A team of Yale School of Public Health researchers has developed a wearable clip that detects if a person has been exposed to COVID-19.  

Researchers at Yale School of Public Health have created a wearable clip that can identify whether or not a person has been exposed to COVID-19.

According to research published earlier this month in the peer-reviewed journal Environmental Science and Technology Letters, the device catches virus-laden aerosols that settle on a polydimethylsiloxane (PDMS) surface.

Until then, huge and expensive air sampling machines were employed to identify virus droplets in the air, often from sick individuals coughing, sneezing, speaking, and breathing.

To make air sampling more accessible, specialists from Yale’s School of Engineering and Applied Science and the School of Public Health created the Fresh Air Clip, a 1 inch-diameter 3D-printed air sampler that takes air samples on a film within the badge-shaped device. It does not have a power supply.

“The Fresh Air Clip is a wearable device that can be used to assess exposure to SARS-CoV-2 in the air. With this clip we can detect low levels of virus copies that are well below the estimated SARS-CoV-2 infectious dosage,” said the study’s lead author. Pollitt is a Yale School of Public Health assistant professor of epidemiology and a Yale chemical and environmental engineering professor.  

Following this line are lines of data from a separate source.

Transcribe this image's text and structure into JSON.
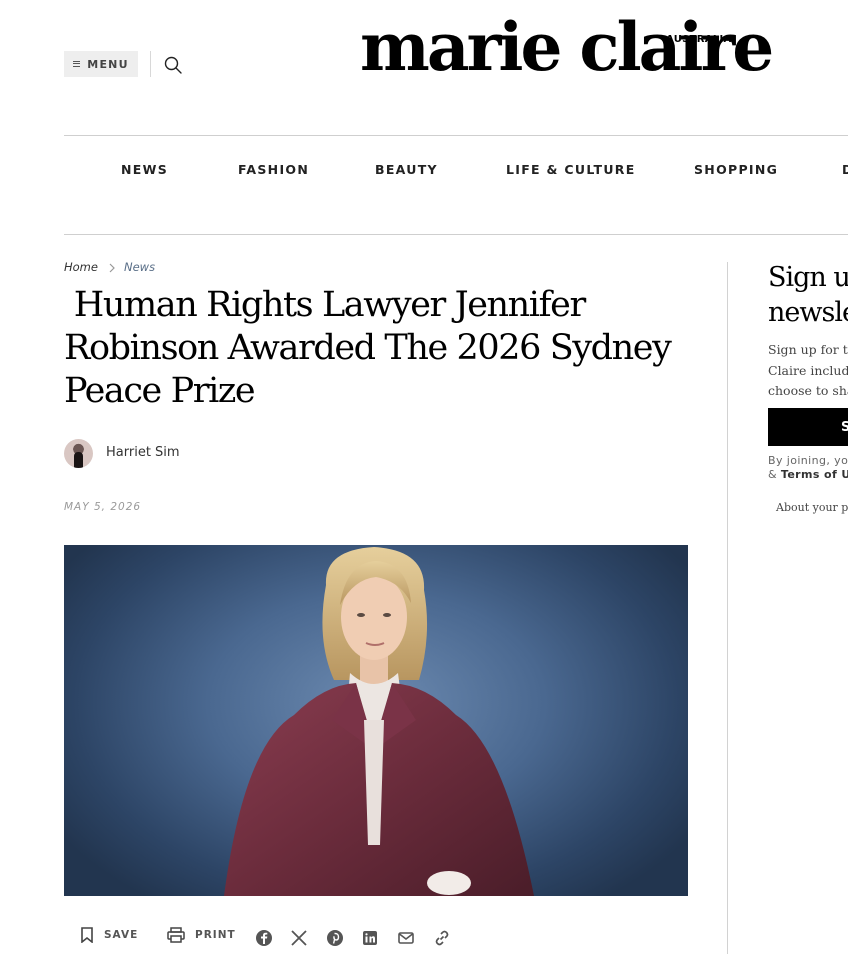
{
  "header": {
    "menu_label": "MENU",
    "logo_text": "marie claire",
    "logo_edition": "AUSTRALIA"
  },
  "nav": {
    "items": [
      {
        "label": "NEWS"
      },
      {
        "label": "FASHION"
      },
      {
        "label": "BEAUTY"
      },
      {
        "label": "LIFE & CULTURE"
      },
      {
        "label": "SHOPPING"
      },
      {
        "label": "D"
      }
    ]
  },
  "breadcrumb": {
    "home": "Home",
    "section": "News"
  },
  "article": {
    "headline": " Human Rights Lawyer Jennifer Robinson Awarded The 2026 Sydney Peace Prize",
    "author": "Harriet Sim",
    "date": "MAY 5, 2026"
  },
  "actions": {
    "save_label": "SAVE",
    "print_label": "PRINT",
    "share_icons": [
      "facebook-icon",
      "x-icon",
      "pinterest-icon",
      "linkedin-icon",
      "email-icon",
      "link-icon"
    ]
  },
  "newsletter": {
    "title": "Sign up\nnewsle",
    "text": "Sign up for th\nClaire includ\nchoose to sha",
    "button_label": "S",
    "legal_prefix": "By joining, you\n& ",
    "legal_link": "Terms of U",
    "privacy_link": "About your pr"
  },
  "colors": {
    "accent": "#000000",
    "breadcrumb_section": "#5a6f88",
    "jacket": "#6b2c3c"
  }
}
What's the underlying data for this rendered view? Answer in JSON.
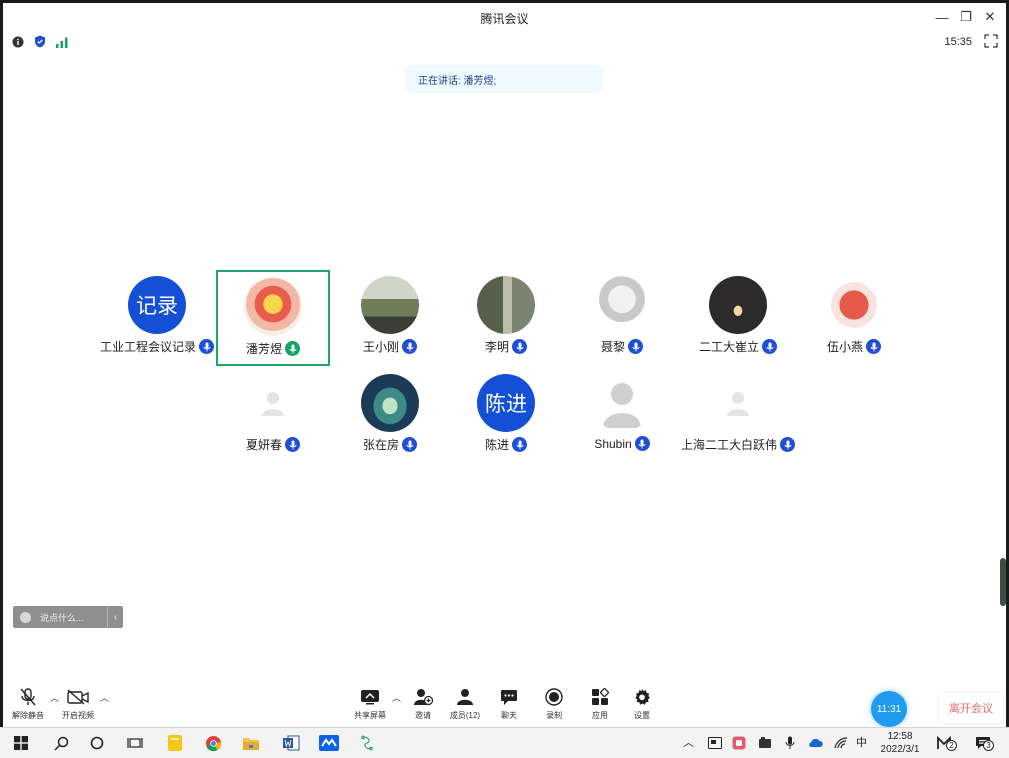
{
  "window": {
    "title": "腾讯会议",
    "clock": "15:35"
  },
  "speaking": {
    "label": "正在讲话: 潘芳煜;"
  },
  "participants": [
    {
      "name": "工业工程会议记录",
      "avatar_text": "记录",
      "avatar_type": "text-blue",
      "mic": "blue"
    },
    {
      "name": "潘芳煜",
      "avatar_type": "photo",
      "mic": "green",
      "active": true
    },
    {
      "name": "王小刚",
      "avatar_type": "photo",
      "mic": "blue"
    },
    {
      "name": "李明",
      "avatar_type": "photo",
      "mic": "blue"
    },
    {
      "name": "聂黎",
      "avatar_type": "photo",
      "mic": "blue"
    },
    {
      "name": "二工大崔立",
      "avatar_type": "photo",
      "mic": "blue"
    },
    {
      "name": "伍小燕",
      "avatar_type": "photo",
      "mic": "blue"
    },
    {
      "name": "夏妍春",
      "avatar_type": "default",
      "mic": "blue"
    },
    {
      "name": "张在房",
      "avatar_type": "photo",
      "mic": "blue"
    },
    {
      "name": "陈进",
      "avatar_text": "陈进",
      "avatar_type": "text-blue",
      "mic": "blue"
    },
    {
      "name": "Shubin",
      "avatar_type": "default-gray",
      "mic": "blue"
    },
    {
      "name": "上海二工大白跃伟",
      "avatar_type": "default",
      "mic": "blue"
    }
  ],
  "chat": {
    "placeholder": "说点什么..."
  },
  "toolbar": {
    "unmute": "解除静音",
    "video": "开启视频",
    "share": "共享屏幕",
    "invite": "邀请",
    "members": "成员(12)",
    "chat": "聊天",
    "record": "录制",
    "apps": "应用",
    "settings": "设置",
    "float_time": "11:31",
    "leave": "离开会议"
  },
  "taskbar": {
    "ime": "中",
    "time": "12:58",
    "date": "2022/3/1",
    "badge_a": "2",
    "badge_b": "3"
  },
  "colors": {
    "accent": "#1f4fd6",
    "active": "#20a56b",
    "leave": "#e66d6d"
  }
}
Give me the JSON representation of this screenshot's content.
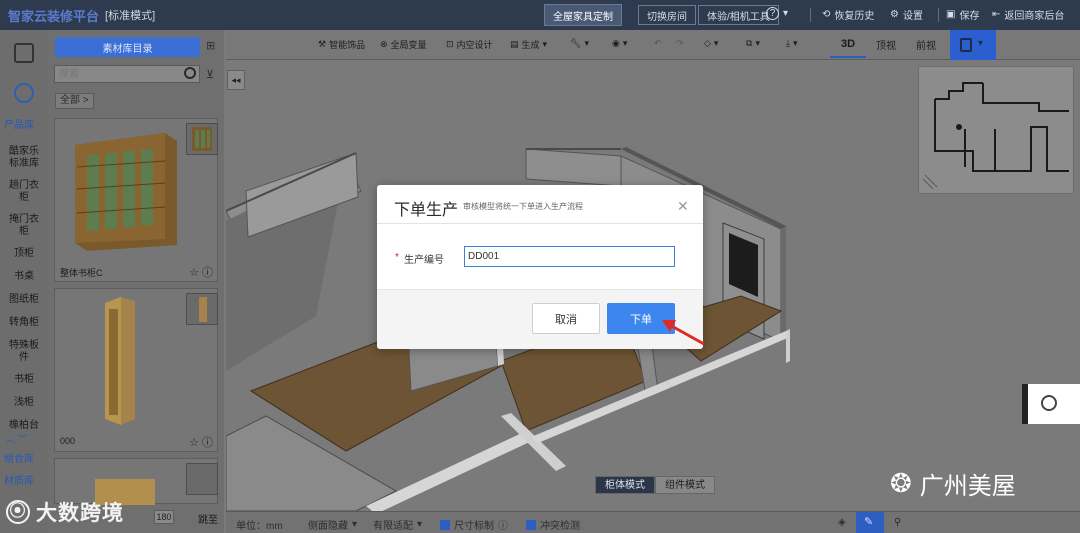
{
  "topbar": {
    "brand": "智家云装修平台",
    "mode": "[标准模式]",
    "center_tab": "全屋家具定制",
    "switch_room": "切换房间",
    "experience_tools": "体验/相机工具",
    "help": "?",
    "history": "恢复历史",
    "settings": "设置",
    "save": "保存",
    "back": "返回商家后台"
  },
  "rail": {
    "library_title": "产品库",
    "items": [
      "酷家乐标准库",
      "趟门衣柜",
      "掩门衣柜",
      "顶柜",
      "书桌",
      "图纸柜",
      "转角柜",
      "特殊板件",
      "书柜",
      "浅柜",
      "橡柏台"
    ],
    "group_lib": "组合库",
    "material_lib": "材质库"
  },
  "panel": {
    "catalog_button": "素材库目录",
    "search_placeholder": "搜索",
    "breadcrumb": "全部 >",
    "cards": [
      {
        "name": "整体书柜C"
      },
      {
        "name": "000"
      }
    ],
    "page_size": "180",
    "go": "跳至"
  },
  "toolbar": {
    "items": [
      "智能饰品",
      "全局变量",
      "内空设计",
      "生成",
      "",
      "",
      "",
      "",
      "",
      ""
    ],
    "view_3d": "3D",
    "view_top": "顶视",
    "view_front": "前视"
  },
  "mode_switch": {
    "cabinet": "柜体模式",
    "component": "组件模式"
  },
  "statusbar": {
    "unit": "单位：mm",
    "wall_line": "侧面隐藏",
    "snap": "有限适配",
    "dim_label": "尺寸标制",
    "collision": "冲突检测"
  },
  "modal": {
    "title": "下单生产",
    "subtitle": "审核模型将统一下单进入生产流程",
    "field_label": "生产编号",
    "field_value": "DD001",
    "cancel": "取消",
    "confirm": "下单"
  },
  "watermark": {
    "left": "大数跨境",
    "right": "广州美屋"
  },
  "colors": {
    "accent": "#3d86f0",
    "topbar": "#2e3a4d",
    "arrow": "#e02a2a"
  }
}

“We want to go a step before that and be able to start thinking about, do we need more infectious control measures in place, do we need less people in this space? Do we need more ventilation?” Godri Pollitt said. “And also thinking about if people are at a potential risk for being infected? If we detect it within the air, there’s a good chance that maybe those people are at risk and should be quarantined.”